29 Jan 7 Renting Costs You Need To Know About
Moving into a new apartment is an exciting process, but unless you’ve been around the block for a while, you might not know about these hidden costs associated with renting. Check them out so you’re prepared!
1. Application Fees
Most of the places you look for an apartment will require you pay an application fee before letting you know if you’ve been accepted to sign the lease. The fees usually range from $25-$50 per person and are rarely refundable.
The application fee covers your background and credit check, as well as the time and effort involved with checking your references and other information. It also shows that you are serious about the property, since the fee is usually high enough to deter people that are not.
It’s possible for your application to be denied for a variety of reasons. Having bad credit, no rental history, bad rental history, or not enough income are all reasons why a landlord could deny you. It’s a good idea to see what the rental requirements are before applying to avoid stacking up multiple application fees.
2. Security Deposits & Move-In Fees
You will almost always have to pay a security deposit upon signing your lease. Usually, places will charge around one month’s rent for a deposit, but they can reach up to two months worth in some cases. You may be required to pay more for your deposit if you have pets or if you have bad credit.
Once you move out, your landlord or property management company will inspect the home for damages, and subtract the cost from your deposit. They then must return the remainder of your deposit to you within 60 days of the inspection.
Sometimes you will charged a move-in fee as well, which usually covers the expenses incurred for moving you into the apartment. This is a non-refundable fee but is usually reasonably affordable.
3. Moving Costs

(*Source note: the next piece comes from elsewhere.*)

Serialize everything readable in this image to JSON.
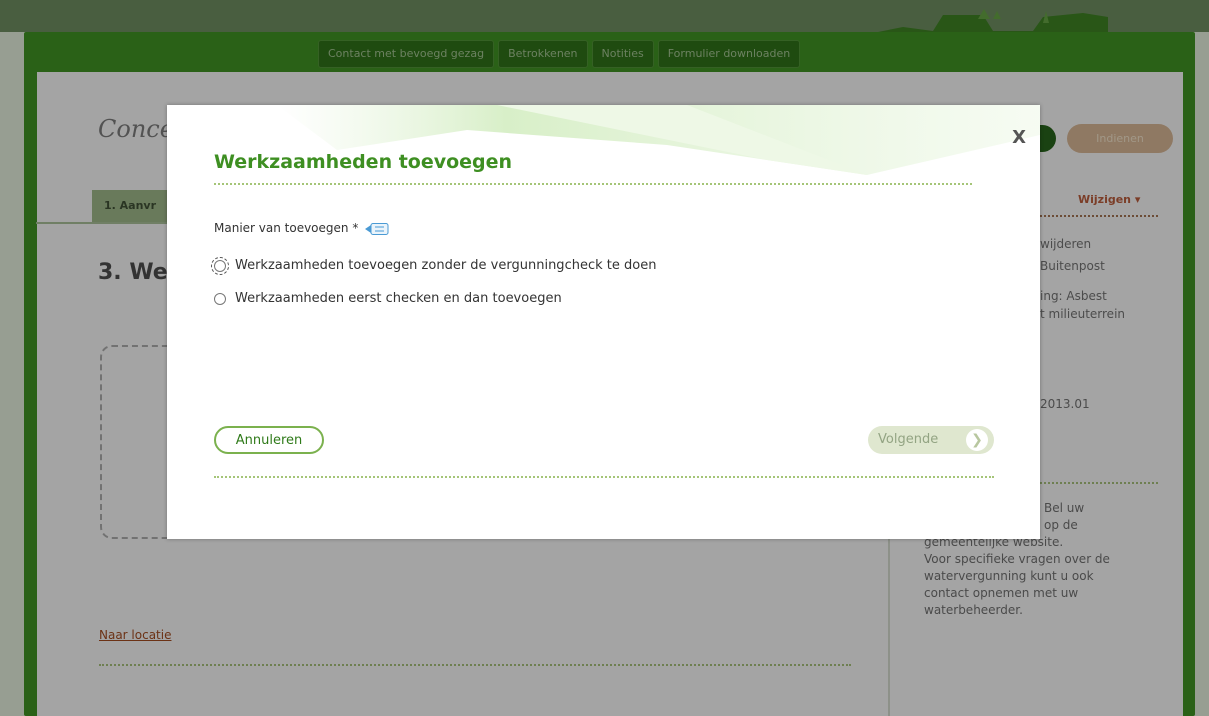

No matter where you’re going, it’s going to cost at least a little bit of money to move there. Even if you get all of your boxes for free, you will probably want to buy some moving tape and packing material for fragile items. You might find yourself needing to rent a truck for the day to fit your mattress and giant couches. You will need to pay gas for the multiple trips you WILL take to your old place and back. And lastly, I always make sure to put some extra money towards pizza and drinks for the friends that help me move. They’ll remember it next time you ask!
4. Renter’s Insurance
Renter’s Insurance is an expense that you might not want to pay for, but once you need it, you’ll be so glad you did! If anybody steals anything from your home, you’ll be covered. Same if you have an unexpected fire in your building. You can find plans that are around $20 a month, which is small change compared to the damage that you’ll incur if your valuable items are destroyed or taken.
If you’re lucky, some places will pay certain utilities for you, like water or sewage. Most of the time, however, these expenses are left to the renter to pay. Don’t be surprised if your landlord asks you to put sewage, trash, water, gas, and electric! It’s smart to ask what the average utility bills for the home cost before signing the lease. Don’t forget about your phone, cable, and internet, too.
If you’re moving into a smaller space, or somewhere that you’ll no longer have access to a garage, attic, or basement, you might need to pay for additional storage. You might want to shop around for storage prices before deciding to move into that cramped apartment. You’ll be grateful once you aren’t stubbing your toe on all of your extra furniture after you move in.
If you’re moving into a rental house, you’ll usually have at least one or two free parking spaces to use, whether in the driveway, garage, or on the street. If you live in an apartment, these spaces sometimes cost extra. Make sure you know what parking amenities are included with your rent price, and what the cost of additional parking would be, if necessary.